We start, bizarrely, what looks like thousands of years ago, with a loincloth-clad woman having a very difficult night. There’s no dialogue, only music and cries or screams for this first, extremely tense, deeply upsetting vignette; a story within a story, the exact meaning of which may be straightforward (this is a place where earthquakes have always been common!) or more symbolic (babies, chosen ones, miracles, what have you), who knows. That will be up to each individual viewer to interpret for themselves.
Once the cavewoman’s tale is told, we slide into modern times and the town of “Miracle, Texas. Pop: 9,261. Departures: Zero.” While the rest of the world is wounded and bewildered by its losses, Miracle is supremely smug about its lack thereof; as well as the religious/commercial aspect (modern-day pilgrims being bussed in, looking to buy miracles of their own), I was struck by the joyful schadenfreude of the school choir singing about how their purity of heart had saved them from the pain of the Departure.
But it’s clear from the second we get there that Miracle isn’t actually as pure or as joyful as all that; something very, very sinister is going on and the terrible, palpable feeling that “something bad is going to happen,” if I can quote local clairvoyant Isaac, is unshakeable throughout the entire ep.
We focus initially on an affectionate, apparently happy African-American family – Nurse Kira, Fire chief John and their teenage kids – but, even in their daily lives, there are a number of quick, sometimes mundane, nonetheless unsettling little touches that kept this viewer at least in a perpetual state of fear and tension. The Tell-Tale Heart-like chirping cricket, the father who can never wake up on his own, the naked running (there’s a lot of random nudity for what is an entirely sex-free episode) through the woods…. it’s all so disquieting that we spend every single scene waiting for catastrophe, whether it ultimately materialises or not, and the fact it takes a good forty minutes for anyone we recognise from last season to show up just adds to the atmosphere of profound unease.

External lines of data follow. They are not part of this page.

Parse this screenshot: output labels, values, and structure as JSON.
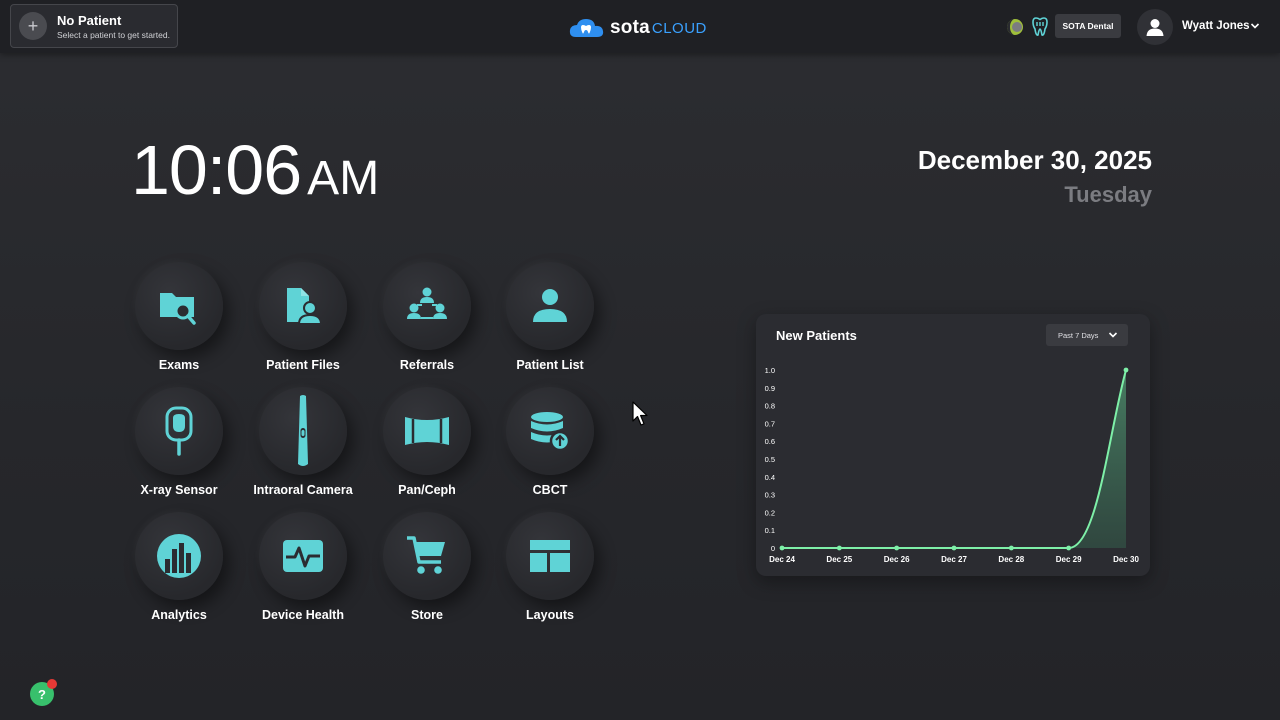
{
  "header": {
    "patient_title": "No Patient",
    "patient_subtitle": "Select a patient to get started.",
    "logo_sota": "sota",
    "logo_cloud": "CLOUD",
    "practice_name": "SOTA Dental",
    "user_name": "Wyatt Jones",
    "icons": [
      "plus-icon",
      "theme-toggle-icon",
      "tooth-icon",
      "user-avatar-icon",
      "chevron-down-icon"
    ]
  },
  "clock": {
    "time": "10:06",
    "ampm": "AM",
    "date": "December 30, 2025",
    "weekday": "Tuesday"
  },
  "apps": [
    {
      "label": "Exams",
      "icon": "folder-search-icon"
    },
    {
      "label": "Patient Files",
      "icon": "patient-file-icon"
    },
    {
      "label": "Referrals",
      "icon": "referrals-icon"
    },
    {
      "label": "Patient List",
      "icon": "person-icon"
    },
    {
      "label": "X-ray Sensor",
      "icon": "xray-sensor-icon"
    },
    {
      "label": "Intraoral Camera",
      "icon": "intraoral-camera-icon"
    },
    {
      "label": "Pan/Ceph",
      "icon": "pan-ceph-icon"
    },
    {
      "label": "CBCT",
      "icon": "cbct-database-icon"
    },
    {
      "label": "Analytics",
      "icon": "analytics-icon"
    },
    {
      "label": "Device Health",
      "icon": "device-health-icon"
    },
    {
      "label": "Store",
      "icon": "cart-icon"
    },
    {
      "label": "Layouts",
      "icon": "layouts-icon"
    }
  ],
  "colors": {
    "accent": "#5fd3d6",
    "chart_line": "#7ef0a8",
    "help": "#38c06c",
    "notification": "#e53935"
  },
  "chart_data": {
    "type": "area",
    "title": "New Patients",
    "range_label": "Past 7 Days",
    "categories": [
      "Dec 24",
      "Dec 25",
      "Dec 26",
      "Dec 27",
      "Dec 28",
      "Dec 29",
      "Dec 30"
    ],
    "values": [
      0,
      0,
      0,
      0,
      0,
      0,
      1.0
    ],
    "ylim": [
      0,
      1.0
    ],
    "yticks": [
      "0",
      "0.1",
      "0.2",
      "0.3",
      "0.4",
      "0.5",
      "0.6",
      "0.7",
      "0.8",
      "0.9",
      "1.0"
    ],
    "grid": false
  },
  "help": {
    "label": "?"
  }
}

I could be sitting here for days trying to unpick the layers of religious and philosophical symbolism packed into the ep, but I doubt I’d manage the half of it. I’m still trying to work out whether I actually enjoyed it or not, never mind what it all means. It was intriguing, certainly. Mesmerising, frightening and – I keep coming back to this – very brave. This ep won’t win The Leftovers any new fans, but will it repel some of the old ones? Maybe some. But I’ll be back on the edge of my seat next week, and we’ll see where we go from there.